#### Prompt
Once you have read the listing below, output it again exactly.

#### Input records
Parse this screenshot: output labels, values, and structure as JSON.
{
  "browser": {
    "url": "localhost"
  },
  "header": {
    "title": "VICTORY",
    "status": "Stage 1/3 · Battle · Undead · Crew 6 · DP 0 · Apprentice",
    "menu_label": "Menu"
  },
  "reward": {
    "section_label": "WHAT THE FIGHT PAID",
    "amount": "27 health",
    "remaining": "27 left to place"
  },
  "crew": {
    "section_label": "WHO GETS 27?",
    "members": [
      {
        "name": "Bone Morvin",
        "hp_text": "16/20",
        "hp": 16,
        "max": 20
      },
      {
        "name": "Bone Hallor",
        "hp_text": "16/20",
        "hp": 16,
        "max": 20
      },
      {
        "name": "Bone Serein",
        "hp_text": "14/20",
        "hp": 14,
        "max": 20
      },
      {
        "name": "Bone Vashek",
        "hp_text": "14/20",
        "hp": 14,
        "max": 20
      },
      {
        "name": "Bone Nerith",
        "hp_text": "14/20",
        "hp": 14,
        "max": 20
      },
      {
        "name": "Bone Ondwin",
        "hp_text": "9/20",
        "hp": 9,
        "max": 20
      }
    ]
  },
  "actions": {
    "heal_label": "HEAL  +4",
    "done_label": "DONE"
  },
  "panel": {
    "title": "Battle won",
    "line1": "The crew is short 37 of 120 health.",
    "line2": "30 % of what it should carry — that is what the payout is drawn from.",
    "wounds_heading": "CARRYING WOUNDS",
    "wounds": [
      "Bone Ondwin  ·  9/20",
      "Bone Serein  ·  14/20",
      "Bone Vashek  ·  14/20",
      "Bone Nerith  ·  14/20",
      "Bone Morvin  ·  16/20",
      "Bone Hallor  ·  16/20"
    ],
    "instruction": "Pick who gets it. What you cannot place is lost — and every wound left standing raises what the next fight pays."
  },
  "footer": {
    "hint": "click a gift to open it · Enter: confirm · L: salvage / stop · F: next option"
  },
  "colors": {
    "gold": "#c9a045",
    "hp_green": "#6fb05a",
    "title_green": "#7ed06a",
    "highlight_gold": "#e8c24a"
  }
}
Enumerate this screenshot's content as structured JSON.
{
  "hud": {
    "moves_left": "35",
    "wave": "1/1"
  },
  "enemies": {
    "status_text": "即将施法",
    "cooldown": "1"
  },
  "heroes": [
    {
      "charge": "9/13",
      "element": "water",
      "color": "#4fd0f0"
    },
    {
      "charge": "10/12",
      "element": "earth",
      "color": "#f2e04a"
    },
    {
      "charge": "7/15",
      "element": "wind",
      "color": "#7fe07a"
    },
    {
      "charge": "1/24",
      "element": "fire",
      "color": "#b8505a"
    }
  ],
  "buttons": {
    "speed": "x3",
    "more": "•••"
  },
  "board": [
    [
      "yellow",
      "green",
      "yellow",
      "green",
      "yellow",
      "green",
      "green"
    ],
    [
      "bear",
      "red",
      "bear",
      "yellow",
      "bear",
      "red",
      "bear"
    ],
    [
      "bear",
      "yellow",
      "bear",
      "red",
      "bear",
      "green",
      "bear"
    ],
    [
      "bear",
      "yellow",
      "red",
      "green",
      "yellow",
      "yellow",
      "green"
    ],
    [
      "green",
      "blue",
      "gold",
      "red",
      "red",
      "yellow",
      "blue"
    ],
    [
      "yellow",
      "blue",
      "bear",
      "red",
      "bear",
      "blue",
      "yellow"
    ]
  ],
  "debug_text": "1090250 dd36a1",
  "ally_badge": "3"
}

#### Task solution
Parse this screenshot: output labels, values, and structure as JSON.
{
  "browser": {
    "url": "localhost"
  },
  "header": {
    "title": "VICTORY",
    "status": "Stage 1/3 · Battle · Undead · Crew 6 · DP 0 · Apprentice",
    "menu_label": "Menu"
  },
  "reward": {
    "section_label": "WHAT THE FIGHT PAID",
    "amount": "27 health",
    "remaining": "27 left to place"
  },
  "crew": {
    "section_label": "WHO GETS 27?",
    "members": [
      {
        "name": "Bone Morvin",
        "hp_text": "16/20",
        "hp": 16,
        "max": 20
      },
      {
        "name": "Bone Hallor",
        "hp_text": "16/20",
        "hp": 16,
        "max": 20
      },
      {
        "name": "Bone Serein",
        "hp_text": "14/20",
        "hp": 14,
        "max": 20
      },
      {
        "name": "Bone Vashek",
        "hp_text": "14/20",
        "hp": 14,
        "max": 20
      },
      {
        "name": "Bone Nerith",
        "hp_text": "14/20",
        "hp": 14,
        "max": 20
      },
      {
        "name": "Bone Ondwin",
        "hp_text": "9/20",
        "hp": 9,
        "max": 20
      }
    ]
  },
  "actions": {
    "heal_label": "HEAL  +4",
    "done_label": "DONE"
  },
  "panel": {
    "title": "Battle won",
    "line1": "The crew is short 37 of 120 health.",
    "line2": "30 % of what it should carry — that is what the payout is drawn from.",
    "wounds_heading": "CARRYING WOUNDS",
    "wounds": [
      "Bone Ondwin  ·  9/20",
      "Bone Serein  ·  14/20",
      "Bone Vashek  ·  14/20",
      "Bone Nerith  ·  14/20",
      "Bone Morvin  ·  16/20",
      "Bone Hallor  ·  16/20"
    ],
    "instruction": "Pick who gets it. What you cannot place is lost — and every wound left standing raises what the next fight pays."
  },
  "footer": {
    "hint": "click a gift to open it · Enter: confirm · L: salvage / stop · F: next option"
  },
  "colors": {
    "gold": "#c9a045",
    "hp_green": "#6fb05a",
    "title_green": "#7ed06a",
    "highlight_gold": "#e8c24a"
  }
}
Enumerate this screenshot's content as structured JSON.
{
  "hud": {
    "moves_left": "35",
    "wave": "1/1"
  },
  "enemies": {
    "status_text": "即将施法",
    "cooldown": "1"
  },
  "heroes": [
    {
      "charge": "9/13",
      "element": "water",
      "color": "#4fd0f0"
    },
    {
      "charge": "10/12",
      "element": "earth",
      "color": "#f2e04a"
    },
    {
      "charge": "7/15",
      "element": "wind",
      "color": "#7fe07a"
    },
    {
      "charge": "1/24",
      "element": "fire",
      "color": "#b8505a"
    }
  ],
  "buttons": {
    "speed": "x3",
    "more": "•••"
  },
  "board": [
    [
      "yellow",
      "green",
      "yellow",
      "green",
      "yellow",
      "green",
      "green"
    ],
    [
      "bear",
      "red",
      "bear",
      "yellow",
      "bear",
      "red",
      "bear"
    ],
    [
      "bear",
      "yellow",
      "bear",
      "red",
      "bear",
      "green",
      "bear"
    ],
    [
      "bear",
      "yellow",
      "red",
      "green",
      "yellow",
      "yellow",
      "green"
    ],
    [
      "green",
      "blue",
      "gold",
      "red",
      "red",
      "yellow",
      "blue"
    ],
    [
      "yellow",
      "blue",
      "bear",
      "red",
      "bear",
      "blue",
      "yellow"
    ]
  ],
  "debug_text": "1090250 dd36a1",
  "ally_badge": "3"
}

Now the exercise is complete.